Task material:
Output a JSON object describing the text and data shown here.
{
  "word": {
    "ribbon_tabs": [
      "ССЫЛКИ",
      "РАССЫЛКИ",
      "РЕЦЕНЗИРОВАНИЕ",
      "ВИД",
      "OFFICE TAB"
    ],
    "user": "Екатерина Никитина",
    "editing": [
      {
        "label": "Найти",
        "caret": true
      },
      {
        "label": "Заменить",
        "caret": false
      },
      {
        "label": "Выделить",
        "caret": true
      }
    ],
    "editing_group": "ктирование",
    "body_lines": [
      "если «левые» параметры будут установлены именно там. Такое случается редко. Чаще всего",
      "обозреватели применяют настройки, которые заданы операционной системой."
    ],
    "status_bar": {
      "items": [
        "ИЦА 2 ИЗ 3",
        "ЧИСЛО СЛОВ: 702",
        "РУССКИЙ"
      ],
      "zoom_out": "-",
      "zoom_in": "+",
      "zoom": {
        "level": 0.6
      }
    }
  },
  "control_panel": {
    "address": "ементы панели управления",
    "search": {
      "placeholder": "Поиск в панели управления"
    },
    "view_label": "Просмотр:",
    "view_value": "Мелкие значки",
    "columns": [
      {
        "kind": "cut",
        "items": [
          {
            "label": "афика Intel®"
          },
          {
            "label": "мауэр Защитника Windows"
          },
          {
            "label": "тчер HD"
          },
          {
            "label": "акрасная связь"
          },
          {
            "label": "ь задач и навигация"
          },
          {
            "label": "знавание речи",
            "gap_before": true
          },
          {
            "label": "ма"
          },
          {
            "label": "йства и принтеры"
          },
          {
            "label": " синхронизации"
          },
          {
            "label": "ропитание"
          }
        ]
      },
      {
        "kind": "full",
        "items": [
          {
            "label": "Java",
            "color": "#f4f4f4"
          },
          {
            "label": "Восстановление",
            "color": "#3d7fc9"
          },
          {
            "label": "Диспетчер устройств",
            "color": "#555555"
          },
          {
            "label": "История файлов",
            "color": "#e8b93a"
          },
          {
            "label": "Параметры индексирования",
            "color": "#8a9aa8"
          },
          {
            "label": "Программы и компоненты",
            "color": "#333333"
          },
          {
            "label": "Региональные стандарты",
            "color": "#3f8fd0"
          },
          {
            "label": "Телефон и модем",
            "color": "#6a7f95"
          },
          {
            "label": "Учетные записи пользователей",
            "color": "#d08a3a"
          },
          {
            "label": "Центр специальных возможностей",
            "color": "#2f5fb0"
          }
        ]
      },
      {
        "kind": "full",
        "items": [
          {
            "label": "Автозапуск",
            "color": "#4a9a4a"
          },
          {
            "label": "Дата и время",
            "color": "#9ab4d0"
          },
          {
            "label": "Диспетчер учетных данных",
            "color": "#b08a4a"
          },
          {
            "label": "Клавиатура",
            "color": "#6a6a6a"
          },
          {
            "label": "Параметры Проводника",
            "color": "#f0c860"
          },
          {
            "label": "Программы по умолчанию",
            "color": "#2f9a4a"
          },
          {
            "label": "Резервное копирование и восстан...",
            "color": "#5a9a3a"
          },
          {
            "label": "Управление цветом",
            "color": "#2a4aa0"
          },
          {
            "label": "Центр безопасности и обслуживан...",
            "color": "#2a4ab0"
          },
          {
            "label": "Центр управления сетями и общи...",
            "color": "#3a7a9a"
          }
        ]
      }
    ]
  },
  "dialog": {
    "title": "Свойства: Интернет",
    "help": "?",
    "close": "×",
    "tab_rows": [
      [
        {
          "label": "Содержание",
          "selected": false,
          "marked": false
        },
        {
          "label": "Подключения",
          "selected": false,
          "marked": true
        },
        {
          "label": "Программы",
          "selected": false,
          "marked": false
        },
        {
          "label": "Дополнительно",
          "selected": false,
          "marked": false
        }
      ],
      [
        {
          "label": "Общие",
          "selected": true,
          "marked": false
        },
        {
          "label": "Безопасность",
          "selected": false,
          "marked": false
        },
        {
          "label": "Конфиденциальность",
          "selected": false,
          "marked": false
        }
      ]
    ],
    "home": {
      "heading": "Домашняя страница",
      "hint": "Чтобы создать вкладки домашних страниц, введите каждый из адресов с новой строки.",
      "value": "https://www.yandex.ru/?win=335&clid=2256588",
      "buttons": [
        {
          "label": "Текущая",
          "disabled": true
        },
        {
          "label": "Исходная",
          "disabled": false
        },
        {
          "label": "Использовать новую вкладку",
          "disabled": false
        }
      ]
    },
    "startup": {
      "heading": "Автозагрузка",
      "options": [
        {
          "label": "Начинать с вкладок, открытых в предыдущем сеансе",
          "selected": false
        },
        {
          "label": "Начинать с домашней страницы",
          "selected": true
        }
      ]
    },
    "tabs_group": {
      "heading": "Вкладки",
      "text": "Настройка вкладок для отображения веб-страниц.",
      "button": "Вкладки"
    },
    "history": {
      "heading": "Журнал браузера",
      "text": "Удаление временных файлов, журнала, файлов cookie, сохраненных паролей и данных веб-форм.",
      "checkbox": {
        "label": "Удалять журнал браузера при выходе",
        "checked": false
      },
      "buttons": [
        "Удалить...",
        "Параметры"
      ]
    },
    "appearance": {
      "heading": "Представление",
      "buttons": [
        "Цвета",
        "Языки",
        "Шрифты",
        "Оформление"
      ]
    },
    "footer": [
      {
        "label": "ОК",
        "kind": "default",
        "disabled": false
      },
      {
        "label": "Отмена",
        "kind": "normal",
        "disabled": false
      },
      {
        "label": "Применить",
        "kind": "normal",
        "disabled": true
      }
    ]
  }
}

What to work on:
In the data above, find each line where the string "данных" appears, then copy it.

Solution to this exercise:
            "label": "Диспетчер учетных данных",
      "text": "Удаление временных файлов, журнала, файлов cookie, сохраненных паролей и данных веб-форм.",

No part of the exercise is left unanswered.